By Lorne Gunter, QMI Agency
Nasty internal politics, competing ideologies and an ambitious loser, that is what's behind rival First Nations national conventions this week.
While the Assembly of First Nations (AFN) -- the official voice of Canada's aboriginal citizens -- holds its annual meeting in Whitehorse, a dissident (and far more radical) group is holding an angry counter gathering on the Onion Lake reserve that straddles the Saskatchewan- Alberta border.
The Onion Lake meeting is made up mostly of Idle No More activists and supporters of Pam Palmater, a former federal bureaucrat who currently heads the Centre for Indigenous Governance at Toronto's Ryerson University and was one of the most visible faces of last winter's Idle No More protests.
Palmater, significantly, is also the loser of last summer's election for AFN grand chief. Even though she finished a distant second to current AFN head Shawn Atleo, Palmater and her supporters have never accepted the results.
Wallace Fox, one of Palmater's biggest backers, is also the chief of the Onion Lake Cree Nation, host of the meeting competing with the AFN annual gathering.
Fox, too, was reported to be involved in a move last January to overthrow Atleo.
While Attawapiskat Chief Theresa Spence was holding her fake hunger strike in Ottawa, Atleo agreed to meet with Prime Minister Stephen Harper to discuss a way forward on aboriginal concerns. But because Atleo refused to make Harper come to him, and because Atleo would not insist the PM acquiesce to First Nations' demands in advance, many of the more radical aboriginal leaders, like Fox, refused to sanction the meeting.
When Atleo subsequently fell ill, the radicals pounced in an effort to replace Atleo with Palmater. The differences between the rival camps are critical to understanding the two competing views of our First Nations' future.
The Atleo camp is made up mostly of pragmatists, leaders who see economic development as the only path out of despair for aboriginal Canadians. They are conscious of treaty rights and land claims, but are equally interested in finding ways to take advantage of reserves' natural resources or proximity to non-aboriginal markets.
The Palmater camp could more accurately be termed the Cult of Victimhood. They believe whites and white governments are responsible for everything that ails First Nations. Like '60s hippies, they see "the man" as the source of all their ills; if only "the man" would stop being so mean to them, all their troubles would evaporate.
The group gathering at Onion Lake, which calls itself the National Treaty Alliance, does not believe Canadian law applies on their lands. (Fine, then let them forego welfare from Canadian governments and show passports at border crossings every time they want to leave reserves to go shopping.)

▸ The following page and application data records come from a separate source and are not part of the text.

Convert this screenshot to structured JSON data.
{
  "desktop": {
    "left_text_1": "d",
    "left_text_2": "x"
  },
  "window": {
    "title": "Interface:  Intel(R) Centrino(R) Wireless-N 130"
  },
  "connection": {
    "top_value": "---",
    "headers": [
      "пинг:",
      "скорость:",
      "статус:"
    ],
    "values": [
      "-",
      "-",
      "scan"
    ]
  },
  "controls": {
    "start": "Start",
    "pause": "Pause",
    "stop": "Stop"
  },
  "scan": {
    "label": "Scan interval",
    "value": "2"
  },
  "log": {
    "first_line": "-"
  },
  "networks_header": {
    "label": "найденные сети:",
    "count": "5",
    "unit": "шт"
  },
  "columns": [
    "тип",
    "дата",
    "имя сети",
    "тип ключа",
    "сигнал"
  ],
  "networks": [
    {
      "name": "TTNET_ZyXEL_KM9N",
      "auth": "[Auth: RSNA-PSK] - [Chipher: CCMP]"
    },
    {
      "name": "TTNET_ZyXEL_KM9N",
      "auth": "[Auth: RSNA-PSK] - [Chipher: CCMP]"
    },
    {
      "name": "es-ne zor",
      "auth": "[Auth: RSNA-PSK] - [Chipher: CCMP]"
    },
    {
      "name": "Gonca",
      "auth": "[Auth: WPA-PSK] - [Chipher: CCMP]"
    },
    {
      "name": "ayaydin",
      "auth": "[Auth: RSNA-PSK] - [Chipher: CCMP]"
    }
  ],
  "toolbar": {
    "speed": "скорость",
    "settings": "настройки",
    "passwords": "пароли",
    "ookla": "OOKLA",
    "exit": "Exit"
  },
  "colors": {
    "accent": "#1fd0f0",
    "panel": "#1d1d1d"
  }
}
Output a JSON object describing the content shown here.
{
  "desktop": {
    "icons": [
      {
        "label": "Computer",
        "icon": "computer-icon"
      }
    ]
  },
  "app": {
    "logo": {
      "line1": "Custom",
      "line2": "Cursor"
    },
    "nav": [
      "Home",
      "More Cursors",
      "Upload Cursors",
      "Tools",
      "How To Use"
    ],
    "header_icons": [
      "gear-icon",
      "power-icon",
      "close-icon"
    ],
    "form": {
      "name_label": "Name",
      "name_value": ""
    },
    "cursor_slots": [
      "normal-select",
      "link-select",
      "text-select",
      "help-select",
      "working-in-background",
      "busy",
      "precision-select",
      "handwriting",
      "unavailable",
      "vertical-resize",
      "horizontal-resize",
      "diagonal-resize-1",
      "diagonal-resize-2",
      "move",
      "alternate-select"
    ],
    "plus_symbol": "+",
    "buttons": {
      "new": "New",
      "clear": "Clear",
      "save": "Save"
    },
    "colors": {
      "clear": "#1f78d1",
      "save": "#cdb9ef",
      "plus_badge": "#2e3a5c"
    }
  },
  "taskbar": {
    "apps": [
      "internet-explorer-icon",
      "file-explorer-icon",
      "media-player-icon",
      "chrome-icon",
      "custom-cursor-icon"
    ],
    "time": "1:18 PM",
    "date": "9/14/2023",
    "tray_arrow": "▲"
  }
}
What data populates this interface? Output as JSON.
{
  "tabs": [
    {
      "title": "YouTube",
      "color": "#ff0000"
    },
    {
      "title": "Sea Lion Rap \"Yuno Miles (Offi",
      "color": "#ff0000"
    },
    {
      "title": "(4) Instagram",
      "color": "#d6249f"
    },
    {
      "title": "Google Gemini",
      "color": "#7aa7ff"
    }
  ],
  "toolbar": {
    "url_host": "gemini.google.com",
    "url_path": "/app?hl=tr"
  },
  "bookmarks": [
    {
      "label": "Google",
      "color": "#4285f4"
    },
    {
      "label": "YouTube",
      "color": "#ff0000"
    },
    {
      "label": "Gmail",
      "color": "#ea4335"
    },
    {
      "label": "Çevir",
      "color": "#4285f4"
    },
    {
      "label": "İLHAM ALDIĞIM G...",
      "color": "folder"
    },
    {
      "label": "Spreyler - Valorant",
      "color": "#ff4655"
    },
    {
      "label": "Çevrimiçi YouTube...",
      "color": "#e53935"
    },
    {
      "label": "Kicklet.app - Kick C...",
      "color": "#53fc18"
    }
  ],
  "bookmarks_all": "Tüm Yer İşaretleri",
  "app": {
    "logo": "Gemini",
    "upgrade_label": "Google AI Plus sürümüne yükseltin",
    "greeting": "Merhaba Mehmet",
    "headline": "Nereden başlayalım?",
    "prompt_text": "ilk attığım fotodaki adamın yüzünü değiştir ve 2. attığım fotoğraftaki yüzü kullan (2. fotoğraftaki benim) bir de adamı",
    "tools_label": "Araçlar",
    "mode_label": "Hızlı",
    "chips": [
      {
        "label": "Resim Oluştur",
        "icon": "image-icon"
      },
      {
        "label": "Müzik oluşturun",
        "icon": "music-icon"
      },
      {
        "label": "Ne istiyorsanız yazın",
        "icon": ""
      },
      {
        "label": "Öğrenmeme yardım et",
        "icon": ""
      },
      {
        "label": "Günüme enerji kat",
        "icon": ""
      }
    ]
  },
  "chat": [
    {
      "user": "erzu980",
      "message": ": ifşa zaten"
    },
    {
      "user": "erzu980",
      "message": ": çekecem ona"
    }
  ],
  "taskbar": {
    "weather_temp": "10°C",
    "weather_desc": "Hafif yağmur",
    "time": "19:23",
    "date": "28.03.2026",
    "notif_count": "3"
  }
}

They are strong advocates of rail and road blockades and national days of action. And they are purveyors of endless complaints and weavers of myths about constant maltreatment by politicians, bureaucrats and non-aboriginal companies, even as they receive (and largely misspend) billions annually in federal, provincial and corporate assistance.
Atleo and the bulk of AFN chiefs want "a new institution through the PMO or the Privy Council Office to look at the implementation and enforcement of treaties," more aboriginal schools and a new law to replace the Indian Act, which they see as archaic and overly collectivist.
Let's hope the Atleo camp prevails.